Renal cancer ranks twelfth in incidence among cancers worldwide. Despite improving outcomes due to better therapeutic options and strategies, prognosis for those with metastatic disease remains poor. Current systemic therapeutic approaches include inhibiting pathways of angiogenesis, immune checkpoint blockade, and mTOR inhibition, but inevitably resistance develops for those with metastatic disease, and novel treatment strategies are urgently needed. Emerging molecular and epidemiological evidence suggests that quinazoline-based α1-adrenoceptor-antagonists may have both chemopreventive and direct therapeutic actions in the treatment of urological cancers, including renal cancer. In human renal cancer cell models, quinazoline-based α1-adrenoceptor antagonists were shown to significantly reduce the invasion and metastatic potential of renal tumors by targeting focal adhesion survival signaling to induce anoikis. Mechanistically these drugs overcome anoikis resistance in tumor cells by targeting cell survival regulators AKT and FAK, disrupting integrin adhesion (α5β1 and α2β1) and engaging extracellular matrix (ECM)-associated tumor suppressors.
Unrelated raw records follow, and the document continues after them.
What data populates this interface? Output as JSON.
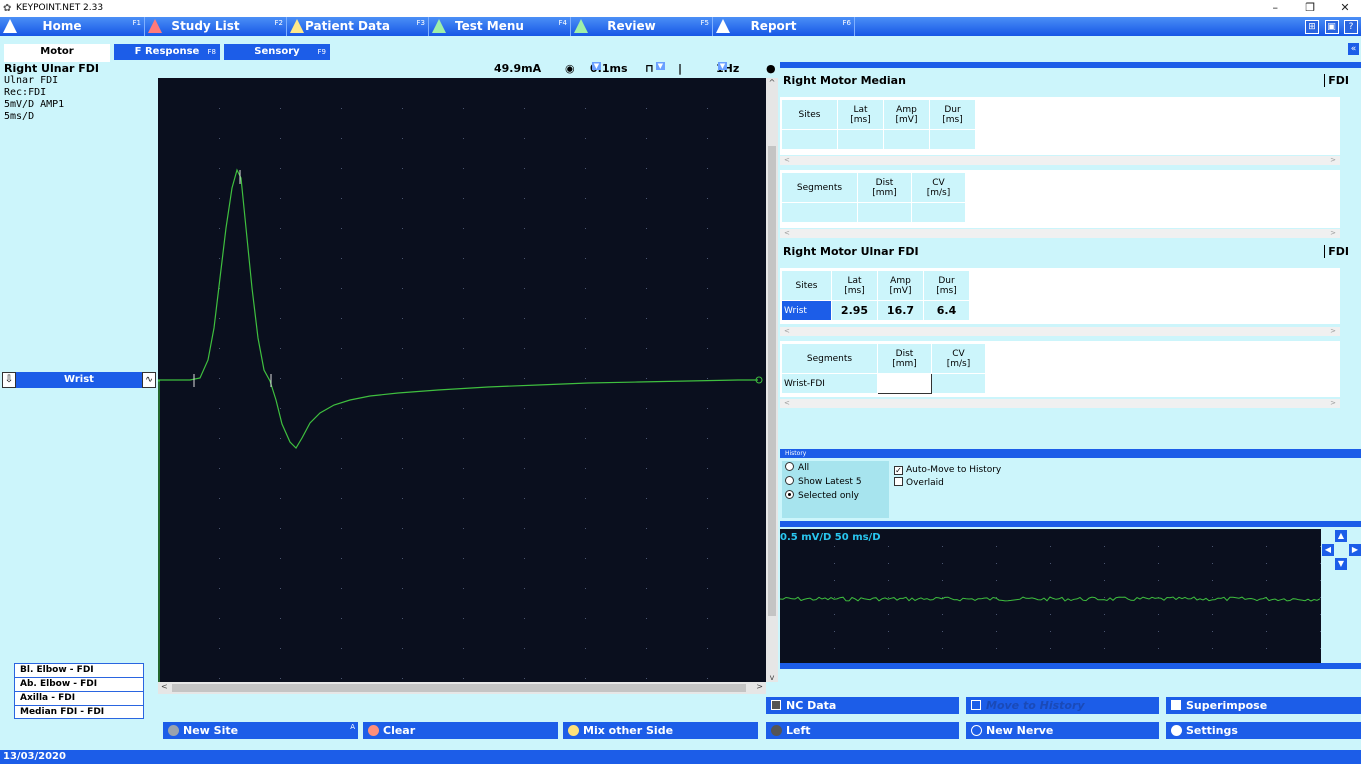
{
  "window": {
    "title": "KEYPOINT.NET 2.33",
    "minimize": "–",
    "restore": "❐",
    "close": "✕"
  },
  "menu": [
    {
      "label": "Home",
      "key": "F1"
    },
    {
      "label": "Study List",
      "key": "F2"
    },
    {
      "label": "Patient Data",
      "key": "F3"
    },
    {
      "label": "Test Menu",
      "key": "F4"
    },
    {
      "label": "Review",
      "key": "F5"
    },
    {
      "label": "Report",
      "key": "F6"
    }
  ],
  "menu_icons": [
    "⊞",
    "▣",
    "?"
  ],
  "tabs": [
    {
      "label": "Motor",
      "key": ""
    },
    {
      "label": "F Response",
      "key": "F8"
    },
    {
      "label": "Sensory",
      "key": "F9"
    }
  ],
  "nerve_info": {
    "title": "Right Ulnar FDI",
    "lines": [
      "Ulnar FDI",
      "Rec:FDI",
      "5mV/D  AMP1",
      "5ms/D"
    ]
  },
  "stim": {
    "intensity": "49.9mA",
    "duration": "0.1ms",
    "rate": "1Hz"
  },
  "current_site": "Wrist",
  "site_list": [
    "Bl. Elbow - FDI",
    "Ab. Elbow - FDI",
    "Axilla - FDI",
    "Median FDI - FDI"
  ],
  "median_panel": {
    "title": "Right Motor Median",
    "muscle": "FDI",
    "site_headers": [
      "Sites",
      "Lat\n[ms]",
      "Amp\n[mV]",
      "Dur\n[ms]"
    ],
    "segment_headers": [
      "Segments",
      "Dist\n[mm]",
      "CV\n[m/s]"
    ]
  },
  "ulnar_panel": {
    "title": "Right Motor Ulnar FDI",
    "muscle": "FDI",
    "site_headers": [
      "Sites",
      "Lat\n[ms]",
      "Amp\n[mV]",
      "Dur\n[ms]"
    ],
    "site_rows": [
      {
        "site": "Wrist",
        "lat": "2.95",
        "amp": "16.7",
        "dur": "6.4"
      }
    ],
    "segment_headers": [
      "Segments",
      "Dist\n[mm]",
      "CV\n[m/s]"
    ],
    "segment_rows": [
      {
        "segment": "Wrist-FDI",
        "dist": "",
        "cv": ""
      }
    ]
  },
  "history": {
    "title": "History",
    "options": [
      "All",
      "Show Latest 5",
      "Selected only"
    ],
    "selected": 2,
    "auto_move": "Auto-Move to History",
    "overlaid": "Overlaid"
  },
  "mini_trace_scale": "0.5 mV/D 50 ms/D",
  "buttons_right_top": [
    {
      "label": "NC Data"
    },
    {
      "label": "Move to History"
    },
    {
      "label": "Superimpose"
    }
  ],
  "buttons_bottom": [
    {
      "label": "New Site",
      "key": "A"
    },
    {
      "label": "Clear"
    },
    {
      "label": "Mix other Side"
    },
    {
      "label": "Left"
    },
    {
      "label": "New Nerve"
    },
    {
      "label": "Settings"
    }
  ],
  "status_date": "13/03/2020",
  "colors": {
    "accent": "#1c5de8",
    "background": "#ccf5fb",
    "trace": "#3fbf3f",
    "trace_bg": "#0a0f1e"
  }
}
In this review, we discuss the current evidence for the use of quinazoline-based α1-adrenoceptor antagonists as novel therapies for renal cell carcinoma (RCC) and highlight their potential therapeutic action through overcoming anoikis resistance of tumor epithelial and endothelial cells in metastatic RCC. These findings provide a platform for future studies that will retrospectively and prospectively test repurposing of quinazoline-based α1-adrenoceptor-antagonists for the treatment of advanced RCC and the prevention of metastasis in neoadjuvant, adjuvant, salvage and metastatic settings.
- Renal tumors
- α1-adrenoceptor antagonists